Features
6 Jun 18

New electric charge point operator targets UK

A Swedish electric vehicle charge point operator has unveiled bold plans to become a leading charging infrastructure company in north west Europe within the next five years.

Vattenfall announced its amibition as it launched InCharge to the British electric vehicle charging market this month. The company currently operates 9,000 charging points in Sweden, the Netherlands and Germany.

The company will invest SEK 3 billion (€300 million) to develop develop new businesses, including charging infrastructure and battery storage.

Magnus Hall, Vattenfall’s president and chief executive officer, said, “Vattenfall strongly believes that the best way to make transport fossil free in a generation is to go electric. That’s why we are rolling out our charging network InCharge across north western Europe. We are in Britain to grow, and GB’s electric vehicle ambitions are a perfect fit with our smart, digitalised and low carbon electric vehicle strategy.”

Looking for partners

The company is looking for commercial developers, real-estate companies, industries, fleet owners and local authorities to partner with InCharge for the installation of charging points around Britain.

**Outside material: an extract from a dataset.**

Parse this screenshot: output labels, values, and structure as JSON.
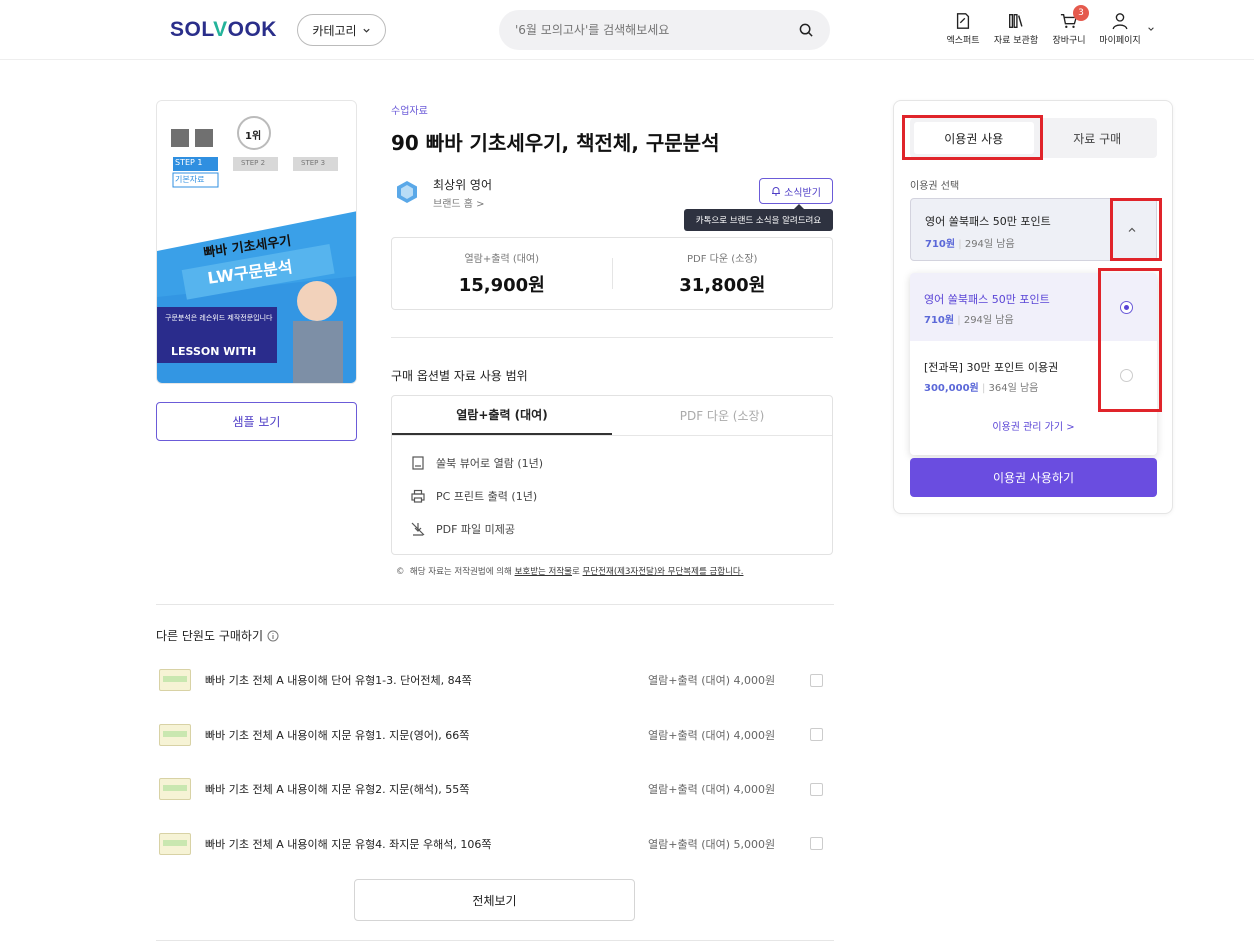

Businesses have flexibility in whom they let use InCharge charge points installed in office car parks. The points can be kept private for company car and van drivers, opened to all employees, or even made available to the public as a revenue generating exercise.

The charge point owners set the prices for the electricity they supply, and users are billed via an InCharge charge card or charge tag. Prices are detailed on InCharge’s app and website.

Tomas Björnsson, head of Vattenfall E-mobility, said, “The combination of Vattenfall’s investment plans and smart solutions for home, office and destination charging will boost confidence in the young British EV market, increase competition, help tackle drivers’ range anxiety, support clean air zones in Britain’s cities and ultimately bring down cost to British drivers.”

Authored by: Jonathan Manning